# Work request
The records that follow are to be reproduced verbatim.

# Extracted records
^^^^^^^^^^^^^^^^

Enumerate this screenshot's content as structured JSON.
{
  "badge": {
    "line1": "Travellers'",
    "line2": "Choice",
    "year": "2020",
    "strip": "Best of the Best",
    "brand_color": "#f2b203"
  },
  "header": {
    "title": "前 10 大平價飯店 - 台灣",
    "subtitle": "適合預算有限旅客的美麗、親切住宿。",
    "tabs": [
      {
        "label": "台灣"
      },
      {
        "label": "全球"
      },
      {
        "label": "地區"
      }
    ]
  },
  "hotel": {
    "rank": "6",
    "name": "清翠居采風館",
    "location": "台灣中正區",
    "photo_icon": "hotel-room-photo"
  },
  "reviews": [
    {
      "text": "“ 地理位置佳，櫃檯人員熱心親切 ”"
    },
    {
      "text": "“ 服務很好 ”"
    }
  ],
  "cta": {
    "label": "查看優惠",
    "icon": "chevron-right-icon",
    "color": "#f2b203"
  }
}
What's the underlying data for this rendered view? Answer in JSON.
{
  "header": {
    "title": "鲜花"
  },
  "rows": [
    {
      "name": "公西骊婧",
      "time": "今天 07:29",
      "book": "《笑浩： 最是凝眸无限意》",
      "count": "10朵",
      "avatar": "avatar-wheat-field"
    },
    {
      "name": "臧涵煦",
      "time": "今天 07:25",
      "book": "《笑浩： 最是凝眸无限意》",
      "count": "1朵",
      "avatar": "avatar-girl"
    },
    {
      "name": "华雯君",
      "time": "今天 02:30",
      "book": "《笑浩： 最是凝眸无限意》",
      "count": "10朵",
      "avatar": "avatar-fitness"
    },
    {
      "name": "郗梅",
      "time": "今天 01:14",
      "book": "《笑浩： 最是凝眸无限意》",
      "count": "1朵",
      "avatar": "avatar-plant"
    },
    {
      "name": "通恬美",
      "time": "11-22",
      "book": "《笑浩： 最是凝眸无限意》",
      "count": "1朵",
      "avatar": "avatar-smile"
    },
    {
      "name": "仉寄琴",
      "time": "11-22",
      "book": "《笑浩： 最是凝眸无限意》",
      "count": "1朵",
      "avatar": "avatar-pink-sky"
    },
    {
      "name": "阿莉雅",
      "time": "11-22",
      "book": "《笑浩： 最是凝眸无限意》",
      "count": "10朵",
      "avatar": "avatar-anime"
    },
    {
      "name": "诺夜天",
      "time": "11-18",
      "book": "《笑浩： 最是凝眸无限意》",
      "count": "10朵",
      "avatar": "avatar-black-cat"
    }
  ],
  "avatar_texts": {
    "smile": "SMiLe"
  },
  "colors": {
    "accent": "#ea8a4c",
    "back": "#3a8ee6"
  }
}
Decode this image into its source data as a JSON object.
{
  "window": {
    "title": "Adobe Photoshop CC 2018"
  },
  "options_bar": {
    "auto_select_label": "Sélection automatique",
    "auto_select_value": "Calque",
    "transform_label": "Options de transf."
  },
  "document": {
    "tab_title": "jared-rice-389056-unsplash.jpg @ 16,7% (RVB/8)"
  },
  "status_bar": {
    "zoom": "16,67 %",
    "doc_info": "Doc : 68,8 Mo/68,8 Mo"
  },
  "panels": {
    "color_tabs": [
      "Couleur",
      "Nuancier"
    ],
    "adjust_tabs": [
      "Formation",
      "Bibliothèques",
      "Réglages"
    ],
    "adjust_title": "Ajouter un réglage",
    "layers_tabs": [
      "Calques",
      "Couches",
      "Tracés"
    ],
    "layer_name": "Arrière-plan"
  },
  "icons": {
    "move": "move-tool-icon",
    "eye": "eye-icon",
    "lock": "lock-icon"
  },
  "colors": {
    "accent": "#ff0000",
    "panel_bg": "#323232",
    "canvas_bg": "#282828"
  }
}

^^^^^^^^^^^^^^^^

# Task output
Enumerate this screenshot's content as structured JSON.
{
  "badge": {
    "line1": "Travellers'",
    "line2": "Choice",
    "year": "2020",
    "strip": "Best of the Best",
    "brand_color": "#f2b203"
  },
  "header": {
    "title": "前 10 大平價飯店 - 台灣",
    "subtitle": "適合預算有限旅客的美麗、親切住宿。",
    "tabs": [
      {
        "label": "台灣"
      },
      {
        "label": "全球"
      },
      {
        "label": "地區"
      }
    ]
  },
  "hotel": {
    "rank": "6",
    "name": "清翠居采風館",
    "location": "台灣中正區",
    "photo_icon": "hotel-room-photo"
  },
  "reviews": [
    {
      "text": "“ 地理位置佳，櫃檯人員熱心親切 ”"
    },
    {
      "text": "“ 服務很好 ”"
    }
  ],
  "cta": {
    "label": "查看優惠",
    "icon": "chevron-right-icon",
    "color": "#f2b203"
  }
}
What's the underlying data for this rendered view? Answer in JSON.
{
  "header": {
    "title": "鲜花"
  },
  "rows": [
    {
      "name": "公西骊婧",
      "time": "今天 07:29",
      "book": "《笑浩： 最是凝眸无限意》",
      "count": "10朵",
      "avatar": "avatar-wheat-field"
    },
    {
      "name": "臧涵煦",
      "time": "今天 07:25",
      "book": "《笑浩： 最是凝眸无限意》",
      "count": "1朵",
      "avatar": "avatar-girl"
    },
    {
      "name": "华雯君",
      "time": "今天 02:30",
      "book": "《笑浩： 最是凝眸无限意》",
      "count": "10朵",
      "avatar": "avatar-fitness"
    },
    {
      "name": "郗梅",
      "time": "今天 01:14",
      "book": "《笑浩： 最是凝眸无限意》",
      "count": "1朵",
      "avatar": "avatar-plant"
    },
    {
      "name": "通恬美",
      "time": "11-22",
      "book": "《笑浩： 最是凝眸无限意》",
      "count": "1朵",
      "avatar": "avatar-smile"
    },
    {
      "name": "仉寄琴",
      "time": "11-22",
      "book": "《笑浩： 最是凝眸无限意》",
      "count": "1朵",
      "avatar": "avatar-pink-sky"
    },
    {
      "name": "阿莉雅",
      "time": "11-22",
      "book": "《笑浩： 最是凝眸无限意》",
      "count": "10朵",
      "avatar": "avatar-anime"
    },
    {
      "name": "诺夜天",
      "time": "11-18",
      "book": "《笑浩： 最是凝眸无限意》",
      "count": "10朵",
      "avatar": "avatar-black-cat"
    }
  ],
  "avatar_texts": {
    "smile": "SMiLe"
  },
  "colors": {
    "accent": "#ea8a4c",
    "back": "#3a8ee6"
  }
}
Decode this image into its source data as a JSON object.
{
  "window": {
    "title": "Adobe Photoshop CC 2018"
  },
  "options_bar": {
    "auto_select_label": "Sélection automatique",
    "auto_select_value": "Calque",
    "transform_label": "Options de transf."
  },
  "document": {
    "tab_title": "jared-rice-389056-unsplash.jpg @ 16,7% (RVB/8)"
  },
  "status_bar": {
    "zoom": "16,67 %",
    "doc_info": "Doc : 68,8 Mo/68,8 Mo"
  },
  "panels": {
    "color_tabs": [
      "Couleur",
      "Nuancier"
    ],
    "adjust_tabs": [
      "Formation",
      "Bibliothèques",
      "Réglages"
    ],
    "adjust_title": "Ajouter un réglage",
    "layers_tabs": [
      "Calques",
      "Couches",
      "Tracés"
    ],
    "layer_name": "Arrière-plan"
  },
  "icons": {
    "move": "move-tool-icon",
    "eye": "eye-icon",
    "lock": "lock-icon"
  },
  "colors": {
    "accent": "#ff0000",
    "panel_bg": "#323232",
    "canvas_bg": "#282828"
  }
}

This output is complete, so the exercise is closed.